“It was a symbolic crime,” Leiderman said. “A symbolic punishment would have been something like a $200 fine.”
Instead, Doyon was arrested on federal CFAA charges that carry a maximum sentence of 15 years in prison. Leiderman said it was likely that Doyon would get six months or less, but a 15-year sentence was on the table.
Doyon jumped bail and says he fled to Canada last year. In an email interview, he said the stiff potential sentence was one reason he fled, along with bail conditions that severely limited his use of the Internet.
Doyon said he felt bad about fleeing because he knew it would make things difficult for Leiderman, whom he considers a friend and “one of the greatest attorneys ever.”
“Jay has a deeply held passion for the freedom of information and cyberactivism movement,” Doyon said.
Federal prosecutors dispute Leiderman’s characterization of his clients as righteous protesters or harmless hobbyists.
One of Leiderman’s clients, Raynaldo Rivera, pleaded guilty in October to his part in a 2011 hack of Sony Pictures Entertainment by LulzSecurity, or LulzSec.
Sony had sued a hacker for “jailbreaking” his PlayStation 3 to let it run software unapproved by Sony and publishing a guide on his website for others to do the same.
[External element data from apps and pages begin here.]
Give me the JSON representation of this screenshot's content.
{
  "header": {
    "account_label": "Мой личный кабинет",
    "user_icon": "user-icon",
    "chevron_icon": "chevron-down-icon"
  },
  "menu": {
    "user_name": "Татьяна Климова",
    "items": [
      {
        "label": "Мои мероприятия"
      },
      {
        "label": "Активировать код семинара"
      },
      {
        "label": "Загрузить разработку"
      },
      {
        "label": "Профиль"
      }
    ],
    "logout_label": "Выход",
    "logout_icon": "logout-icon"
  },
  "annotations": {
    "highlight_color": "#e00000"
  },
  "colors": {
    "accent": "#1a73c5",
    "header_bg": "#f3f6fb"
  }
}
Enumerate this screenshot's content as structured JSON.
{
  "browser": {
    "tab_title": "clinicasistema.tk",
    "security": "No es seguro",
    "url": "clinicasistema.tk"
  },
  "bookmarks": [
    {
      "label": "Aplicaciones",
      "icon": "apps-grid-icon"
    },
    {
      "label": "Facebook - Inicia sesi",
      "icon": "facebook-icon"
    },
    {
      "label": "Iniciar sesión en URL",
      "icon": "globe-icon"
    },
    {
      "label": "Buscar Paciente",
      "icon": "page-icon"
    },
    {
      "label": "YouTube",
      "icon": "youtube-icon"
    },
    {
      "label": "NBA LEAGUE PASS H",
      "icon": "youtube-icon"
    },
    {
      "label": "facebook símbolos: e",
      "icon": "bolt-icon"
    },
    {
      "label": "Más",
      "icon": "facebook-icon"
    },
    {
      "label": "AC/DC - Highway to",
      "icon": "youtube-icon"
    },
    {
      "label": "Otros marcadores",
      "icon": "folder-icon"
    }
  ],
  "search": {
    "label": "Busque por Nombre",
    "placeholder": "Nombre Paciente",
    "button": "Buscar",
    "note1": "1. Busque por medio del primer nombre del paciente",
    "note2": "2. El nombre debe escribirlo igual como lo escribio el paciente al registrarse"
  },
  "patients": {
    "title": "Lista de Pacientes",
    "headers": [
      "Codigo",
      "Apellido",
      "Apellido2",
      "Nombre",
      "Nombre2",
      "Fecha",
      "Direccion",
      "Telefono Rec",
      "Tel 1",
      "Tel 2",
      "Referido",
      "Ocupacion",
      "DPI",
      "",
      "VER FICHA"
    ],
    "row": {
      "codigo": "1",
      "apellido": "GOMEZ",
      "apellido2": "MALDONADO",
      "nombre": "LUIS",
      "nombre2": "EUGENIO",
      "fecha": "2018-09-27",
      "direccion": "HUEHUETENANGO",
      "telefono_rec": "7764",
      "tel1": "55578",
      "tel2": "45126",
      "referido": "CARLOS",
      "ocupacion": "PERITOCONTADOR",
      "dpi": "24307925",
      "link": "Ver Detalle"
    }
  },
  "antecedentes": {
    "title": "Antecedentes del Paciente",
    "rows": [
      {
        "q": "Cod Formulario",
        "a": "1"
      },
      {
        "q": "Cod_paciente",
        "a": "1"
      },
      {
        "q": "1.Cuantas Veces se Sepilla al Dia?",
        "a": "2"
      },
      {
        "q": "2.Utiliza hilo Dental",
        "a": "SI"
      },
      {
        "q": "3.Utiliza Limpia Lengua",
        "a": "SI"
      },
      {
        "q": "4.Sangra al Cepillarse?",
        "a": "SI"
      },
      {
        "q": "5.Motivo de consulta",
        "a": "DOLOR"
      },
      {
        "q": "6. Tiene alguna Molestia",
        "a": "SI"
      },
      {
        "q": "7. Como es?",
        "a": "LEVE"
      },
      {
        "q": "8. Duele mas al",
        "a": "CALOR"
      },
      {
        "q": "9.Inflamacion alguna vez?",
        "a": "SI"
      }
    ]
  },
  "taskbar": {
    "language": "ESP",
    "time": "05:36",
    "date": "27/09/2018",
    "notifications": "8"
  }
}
LulzSec then obtained and posted the names, passwords and personal information of thousands of Sony accounts.
Leiderman maintains that Rivera, now 20, is a “good and promising man” who was manipulated by an older LulzSec leader. Rivera will be sentenced soon, and Leiderman said he hopes that his client will get probation rather than prison.
The U.S. attorney’s office agreed to seek a sentence at the low end of the possible guidelines for Rivera. Still, Thom Mrozek, a spokesman for the U.S. attorney’s office in Los Angeles, said in an email that Rivera committed a serious crime that put thousands of people at risk of identity theft. Some people did report having their email or Facebook accounts hacked after their Sony information was released online.
“This type of conduct is more than a prank and is worthy of a federal criminal prosecution,” Mrozek said. “I’m sure that each and every person at risk of identity theft as a result of Mr. Rivera’s criminal conduct would agree.”
The law’s future
The Computer Fraud and Abuse Act was passed in 1984, and Leiderman believes that it is obsolete in many respects. Back then, Congress was concerned about a scenario like in the movie “War Games,” in which a hacker infiltrates Pentagon computers and almost starts World War III. Computer networks were rare, and someone hacking into one was presumed to have bad intentions.
Today, computers are everywhere, and the CFAA can be vague on what constitutes illegal access to one.
Even when access is clearly illegal, Leiderman and other reformers see a problem in the law’s sentencing guidelines.
Slowing down Santa Cruz County’s website carries the same maximum 15-year sentence as an attack that permanently destroys the site of a major corporation or government agency and costs it millions of dollars. In practice, a hacker who doesn’t cause much harm isn’t likely to get a long sentence, but it is possible.
“They’re still facing 15 years, and a judge that gets pissed off can throw them in prison for 15 years if he wants,” Leiderman said.
There are signs that Leiderman’s position on the CFAA is gaining traction. A House subcommittee this month heard testimony on the law. Many lawmakers said they were opposed to any reduction in the scope of computer crimes or the severity of penalties, but others were open to changes.
The current CFAA is the one Leiderman must deal with. His latest case, that of Matthew Keys, will keep Leiderman on the front pages and the airwaves. He was recently interviewed on NPR and the Huffington Post, making the case that Keys was acting as a journalist, not a co-conspirator, in his dealings with Anonymous.
A few days before Keys was arrested, Leiderman sat in his office and said he was looking for “that next great case.”
“I want to make the government stop and think about what they’re doing, and maybe change what they’re doing,” he said.